Let us do a simple thought experiment, had all of the Rouse Project-backed candidates already been on the CA board, and a shiny new and apparently well-funded organization emerged on the scene supporting their opponents, the Rouse Project folks would be fracking livid. You and I know there would have been many, many calls for Transparency, Transparency surtout!
The African American Coalition of Howard County, an established and trusted organization, was much better positioned to be a major player in this election cycle. Meanwhile, the Rouse Project was busy unintentionally sending up red flags, talking about who their “enemies” were and touting a coalition including “businesses” (small businesses? developers?) There is a huge difference in how they are perceived, and the Rouse Project was tight-lipped on such matters.
So instead of running on a positive change platform, the Rouse Project candidates found themselves in an oddly defensive posture, having to answer questions about their supporters. Now, I know some people have claimed that these elections centered around the wrong, or trivial questions, but remember (again, Politics 101), the voters get to decide what is important. We might not like the questions, but campaigns and affiliated organizations need to come up with answers for those questions. Yes, it makes life harder. Oh well. No one ever said campaigning, even for local positions, would be easy. But did you really need to be told that?
If nothing else, we saw higher turnout for village elections, which I maintain was a good thing. In the two outstanding CA Board races, I hope Rashida George pulls out a W in Oakland Mills. I don’t have an opinion on the Janet Evans – Adam Herson match-up in Long Reach.

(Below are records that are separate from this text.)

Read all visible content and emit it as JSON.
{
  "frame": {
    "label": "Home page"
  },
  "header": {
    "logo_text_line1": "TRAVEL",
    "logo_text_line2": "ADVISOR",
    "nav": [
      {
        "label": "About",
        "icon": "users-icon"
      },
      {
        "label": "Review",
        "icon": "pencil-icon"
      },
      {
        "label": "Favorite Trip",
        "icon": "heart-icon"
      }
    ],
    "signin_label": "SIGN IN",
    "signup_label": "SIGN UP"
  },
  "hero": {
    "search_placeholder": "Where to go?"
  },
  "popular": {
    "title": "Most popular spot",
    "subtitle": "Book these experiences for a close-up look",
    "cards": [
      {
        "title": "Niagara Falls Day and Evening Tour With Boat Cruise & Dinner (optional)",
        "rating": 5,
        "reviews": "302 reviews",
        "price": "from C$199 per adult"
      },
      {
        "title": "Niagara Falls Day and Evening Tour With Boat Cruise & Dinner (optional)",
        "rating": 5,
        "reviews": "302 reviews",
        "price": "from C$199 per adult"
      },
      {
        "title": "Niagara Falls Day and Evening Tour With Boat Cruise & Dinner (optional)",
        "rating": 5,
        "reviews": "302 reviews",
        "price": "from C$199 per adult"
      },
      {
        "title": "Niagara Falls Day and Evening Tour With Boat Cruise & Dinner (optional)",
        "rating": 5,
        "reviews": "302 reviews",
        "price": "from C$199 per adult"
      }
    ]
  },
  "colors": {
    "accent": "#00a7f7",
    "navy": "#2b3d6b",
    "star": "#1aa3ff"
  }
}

Is there more to say on this? Yes. But I will wait for the final results to come in…and discuss them on Forward Maryland.